Are dogs affected?
All of this means that if your dog is going crazy and you don't know why, it could be because she hears something you don't. Our gadgets aren't designed to be appealing to dog ears...so the refrigerator hum, the smoke alarm screech, or the garage door opener emits ultrasound that your dog is likely hearing.
According to engineering and scientific consulting firm Exponent, other commercial products that emit ultrasound include burglar alarms, motion detection light switches, automated vehicle sensors, fish finders, ultrasonic cleaners, parametric loudspeakers, and electronic pest control devices.You may only hear the smoke alarm when it beeps to tell you to replace the battery, but your dog could be hearing it all the time.
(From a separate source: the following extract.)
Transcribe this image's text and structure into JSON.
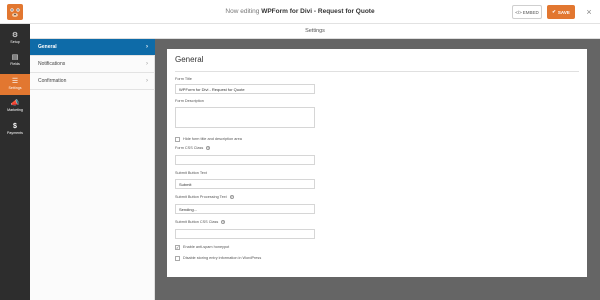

All of this "noise" in their environment could be affecting them, it's just not clear how. A 2005 study published in Comparative Medicine that examined the effect of noise on lab animals noted altered heart, sleep, and endocrine cycles in animals and a greater susceptibility to seizure. A 2015 study in the Journal of Feline Medicine and Surgery found that seizures were triggered by high-frequency sounds.
It's not hard to imagine all this residual "noise" contributing to anxiety and behavior issues in some dogs, even if we can't yet prove it. Our dogs cannot tell us that something is bothering them, and perhaps, some dogs are so used to it that it doesn't bother them.
The worst home electronic noise for dogs
CNET examined the home electronic noise levels in a sample media room that they created. The sound signatures that set off the highest levels of electronic noise were the LED lightbulb in a table lamp and the 42-inch LCD TV on the wall. These are pretty obviously essentials in most modern homes, so these may not be possible to eliminate, but there may be some steps you could take.
How to reduce electronic pollution
Removing all of the "electronic pollution" sounds that a dog can hear in their environment probably isn't possible. But there may be some ways to reduce these disturbing sounds dogs hear if you think the technology might be affecting your dog.
Try unplugging or turning off some things that aren't in use (this could also have a beneficial effect on your electric bill). Try to keep at least one room of your house free of plugged in devices, including LED lights. If you have a bank of computer equipment or home audio equipment, try to put it in a garage or closet that can be closed off. When buying LED lights, or any other type of lighting, look for ones with a low flicker rating.
As more people are plugging in more devices and more smart home components, it's worth thinking about the unintended effects these might have on the other creatures that share our homes with us. Even if your dog seems fine, the "noise" from home electronics could still be having an effect.
Always check with your veterinarian before changing your pet’s diet, medication, or physical activity routines. This information is not a substitute for a vet’s opinion.
- The Royal Society Publishing: The Spectral Transmission of Ocular Media Suggests Ultraviolet Sensitivity is Widespread Among Mammals
- American Kennel Club: Dogs Don’t Have a Sixth Sense, They Just Have Incredible Hearing
- Exponent: Ultrasound in Consumer Products: Perception and Safety Assessment
- Comparative Medicine: Hearing in Laboratory Animals: Strain Differences and Nonauditory Effects of Noise
- Journal of Feline Medicine and Surgery: Audiogenic Reflex Seizures In Cats
- CNET: Is Technology Driving Your Pet Insane?
- Canadian Centre for Occupational Health and Safety: Lighting Ergonomics - Light Flicker